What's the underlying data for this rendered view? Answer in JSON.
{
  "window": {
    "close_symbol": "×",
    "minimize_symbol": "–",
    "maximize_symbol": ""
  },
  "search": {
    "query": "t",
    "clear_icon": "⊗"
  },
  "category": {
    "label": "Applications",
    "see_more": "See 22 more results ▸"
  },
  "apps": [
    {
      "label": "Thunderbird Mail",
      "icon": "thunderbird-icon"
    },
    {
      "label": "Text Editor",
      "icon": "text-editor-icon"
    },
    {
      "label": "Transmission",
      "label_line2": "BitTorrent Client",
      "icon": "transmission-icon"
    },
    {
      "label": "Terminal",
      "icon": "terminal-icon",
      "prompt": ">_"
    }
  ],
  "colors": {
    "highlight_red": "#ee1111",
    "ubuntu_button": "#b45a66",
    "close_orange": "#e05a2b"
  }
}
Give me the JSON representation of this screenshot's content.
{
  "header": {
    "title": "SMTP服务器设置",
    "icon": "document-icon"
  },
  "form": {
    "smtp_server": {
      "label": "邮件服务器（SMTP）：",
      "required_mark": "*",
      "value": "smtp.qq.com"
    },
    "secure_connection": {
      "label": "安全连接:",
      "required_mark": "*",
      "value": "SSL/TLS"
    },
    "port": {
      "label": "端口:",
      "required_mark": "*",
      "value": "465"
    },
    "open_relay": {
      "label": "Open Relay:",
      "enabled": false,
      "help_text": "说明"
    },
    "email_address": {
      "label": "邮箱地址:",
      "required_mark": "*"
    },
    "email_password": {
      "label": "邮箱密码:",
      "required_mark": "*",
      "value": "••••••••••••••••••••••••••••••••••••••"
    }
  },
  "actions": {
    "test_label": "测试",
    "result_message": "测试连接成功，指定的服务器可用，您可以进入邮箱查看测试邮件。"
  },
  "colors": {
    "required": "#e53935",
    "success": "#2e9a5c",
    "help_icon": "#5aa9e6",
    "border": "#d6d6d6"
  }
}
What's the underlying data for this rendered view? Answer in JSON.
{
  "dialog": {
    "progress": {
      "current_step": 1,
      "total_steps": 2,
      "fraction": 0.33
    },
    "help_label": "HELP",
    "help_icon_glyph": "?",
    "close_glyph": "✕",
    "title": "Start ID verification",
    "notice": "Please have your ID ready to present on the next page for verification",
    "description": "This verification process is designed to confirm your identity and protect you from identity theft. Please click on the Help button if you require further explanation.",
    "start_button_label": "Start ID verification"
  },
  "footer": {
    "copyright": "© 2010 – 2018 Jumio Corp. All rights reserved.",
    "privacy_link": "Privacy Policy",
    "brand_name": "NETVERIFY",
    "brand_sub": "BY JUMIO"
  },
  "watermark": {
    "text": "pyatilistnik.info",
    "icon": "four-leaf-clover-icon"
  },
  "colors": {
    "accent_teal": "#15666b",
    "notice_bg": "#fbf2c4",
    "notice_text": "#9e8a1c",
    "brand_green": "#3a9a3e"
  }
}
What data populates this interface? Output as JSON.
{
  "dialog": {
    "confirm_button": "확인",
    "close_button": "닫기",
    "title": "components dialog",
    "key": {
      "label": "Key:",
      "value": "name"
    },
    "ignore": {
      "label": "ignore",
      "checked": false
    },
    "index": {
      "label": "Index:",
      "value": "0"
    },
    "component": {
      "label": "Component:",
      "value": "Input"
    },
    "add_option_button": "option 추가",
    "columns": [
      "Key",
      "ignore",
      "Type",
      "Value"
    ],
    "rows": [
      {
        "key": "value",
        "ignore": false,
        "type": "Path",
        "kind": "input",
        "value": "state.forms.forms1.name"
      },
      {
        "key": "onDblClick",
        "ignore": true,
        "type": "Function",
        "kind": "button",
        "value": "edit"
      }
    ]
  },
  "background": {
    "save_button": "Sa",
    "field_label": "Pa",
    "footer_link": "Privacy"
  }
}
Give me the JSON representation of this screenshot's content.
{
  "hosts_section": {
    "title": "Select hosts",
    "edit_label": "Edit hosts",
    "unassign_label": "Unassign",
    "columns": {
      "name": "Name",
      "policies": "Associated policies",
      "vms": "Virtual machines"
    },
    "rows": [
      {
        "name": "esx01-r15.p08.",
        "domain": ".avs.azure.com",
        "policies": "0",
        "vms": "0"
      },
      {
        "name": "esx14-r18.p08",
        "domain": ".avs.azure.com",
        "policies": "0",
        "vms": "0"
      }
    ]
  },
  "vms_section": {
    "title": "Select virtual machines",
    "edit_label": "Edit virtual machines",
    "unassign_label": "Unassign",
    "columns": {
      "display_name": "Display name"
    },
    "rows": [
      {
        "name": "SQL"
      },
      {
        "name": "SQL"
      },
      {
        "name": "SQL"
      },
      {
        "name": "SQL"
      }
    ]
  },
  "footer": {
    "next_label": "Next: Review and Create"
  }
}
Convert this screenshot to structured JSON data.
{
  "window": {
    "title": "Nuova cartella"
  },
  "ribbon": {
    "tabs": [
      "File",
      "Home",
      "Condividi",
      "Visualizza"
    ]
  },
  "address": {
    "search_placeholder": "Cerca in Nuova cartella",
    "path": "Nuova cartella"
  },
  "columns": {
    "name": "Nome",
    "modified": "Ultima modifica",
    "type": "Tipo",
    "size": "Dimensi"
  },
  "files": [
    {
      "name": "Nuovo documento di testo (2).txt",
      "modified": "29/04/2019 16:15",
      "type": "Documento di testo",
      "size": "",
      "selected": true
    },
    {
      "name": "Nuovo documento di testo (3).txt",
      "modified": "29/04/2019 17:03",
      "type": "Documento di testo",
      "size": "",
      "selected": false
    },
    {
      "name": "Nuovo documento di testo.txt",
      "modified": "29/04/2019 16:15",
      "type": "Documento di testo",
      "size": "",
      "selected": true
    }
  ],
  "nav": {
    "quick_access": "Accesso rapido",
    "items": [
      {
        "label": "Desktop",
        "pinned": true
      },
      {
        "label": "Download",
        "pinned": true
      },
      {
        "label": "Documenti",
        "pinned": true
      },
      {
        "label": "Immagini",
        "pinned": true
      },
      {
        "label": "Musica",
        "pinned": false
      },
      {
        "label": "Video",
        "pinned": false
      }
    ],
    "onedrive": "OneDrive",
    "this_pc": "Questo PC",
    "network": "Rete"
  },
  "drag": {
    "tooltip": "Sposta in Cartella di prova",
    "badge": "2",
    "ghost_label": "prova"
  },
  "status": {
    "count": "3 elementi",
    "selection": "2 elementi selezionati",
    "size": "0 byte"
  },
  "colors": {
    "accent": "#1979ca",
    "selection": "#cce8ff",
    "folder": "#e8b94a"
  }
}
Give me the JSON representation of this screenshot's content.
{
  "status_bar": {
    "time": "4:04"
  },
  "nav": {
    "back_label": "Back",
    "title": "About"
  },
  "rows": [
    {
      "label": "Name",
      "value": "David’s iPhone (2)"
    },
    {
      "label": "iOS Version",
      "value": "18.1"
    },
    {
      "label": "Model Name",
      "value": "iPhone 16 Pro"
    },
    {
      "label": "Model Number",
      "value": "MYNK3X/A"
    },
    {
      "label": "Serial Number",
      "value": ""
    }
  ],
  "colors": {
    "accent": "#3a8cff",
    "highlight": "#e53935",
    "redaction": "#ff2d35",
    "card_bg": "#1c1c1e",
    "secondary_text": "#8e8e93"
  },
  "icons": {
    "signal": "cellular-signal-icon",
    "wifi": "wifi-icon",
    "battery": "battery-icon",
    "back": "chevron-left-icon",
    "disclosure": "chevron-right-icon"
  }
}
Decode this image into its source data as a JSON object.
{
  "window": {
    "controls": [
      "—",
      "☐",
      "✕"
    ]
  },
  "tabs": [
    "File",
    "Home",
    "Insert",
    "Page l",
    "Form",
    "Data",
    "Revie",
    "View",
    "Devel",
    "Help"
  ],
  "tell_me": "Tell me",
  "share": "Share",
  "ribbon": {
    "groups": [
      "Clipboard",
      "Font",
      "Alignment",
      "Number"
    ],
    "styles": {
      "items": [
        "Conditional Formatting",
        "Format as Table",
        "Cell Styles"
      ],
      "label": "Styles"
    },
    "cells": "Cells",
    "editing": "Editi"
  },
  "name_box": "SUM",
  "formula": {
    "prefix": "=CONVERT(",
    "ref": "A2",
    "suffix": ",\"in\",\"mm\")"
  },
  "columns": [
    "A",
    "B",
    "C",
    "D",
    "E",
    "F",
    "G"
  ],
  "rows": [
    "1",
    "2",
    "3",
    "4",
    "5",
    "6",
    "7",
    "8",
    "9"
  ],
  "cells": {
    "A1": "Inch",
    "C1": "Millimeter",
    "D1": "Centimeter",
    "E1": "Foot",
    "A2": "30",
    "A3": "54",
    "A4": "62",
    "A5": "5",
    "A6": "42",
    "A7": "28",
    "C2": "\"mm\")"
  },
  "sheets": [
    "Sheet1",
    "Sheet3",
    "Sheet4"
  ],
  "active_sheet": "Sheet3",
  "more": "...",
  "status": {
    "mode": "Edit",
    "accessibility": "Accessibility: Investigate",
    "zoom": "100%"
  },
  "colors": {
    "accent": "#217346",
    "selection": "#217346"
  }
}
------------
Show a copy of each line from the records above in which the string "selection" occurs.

    "selection": "2 elementi selezionati",
    "selection": "#cce8ff",
    "selection": "#217346"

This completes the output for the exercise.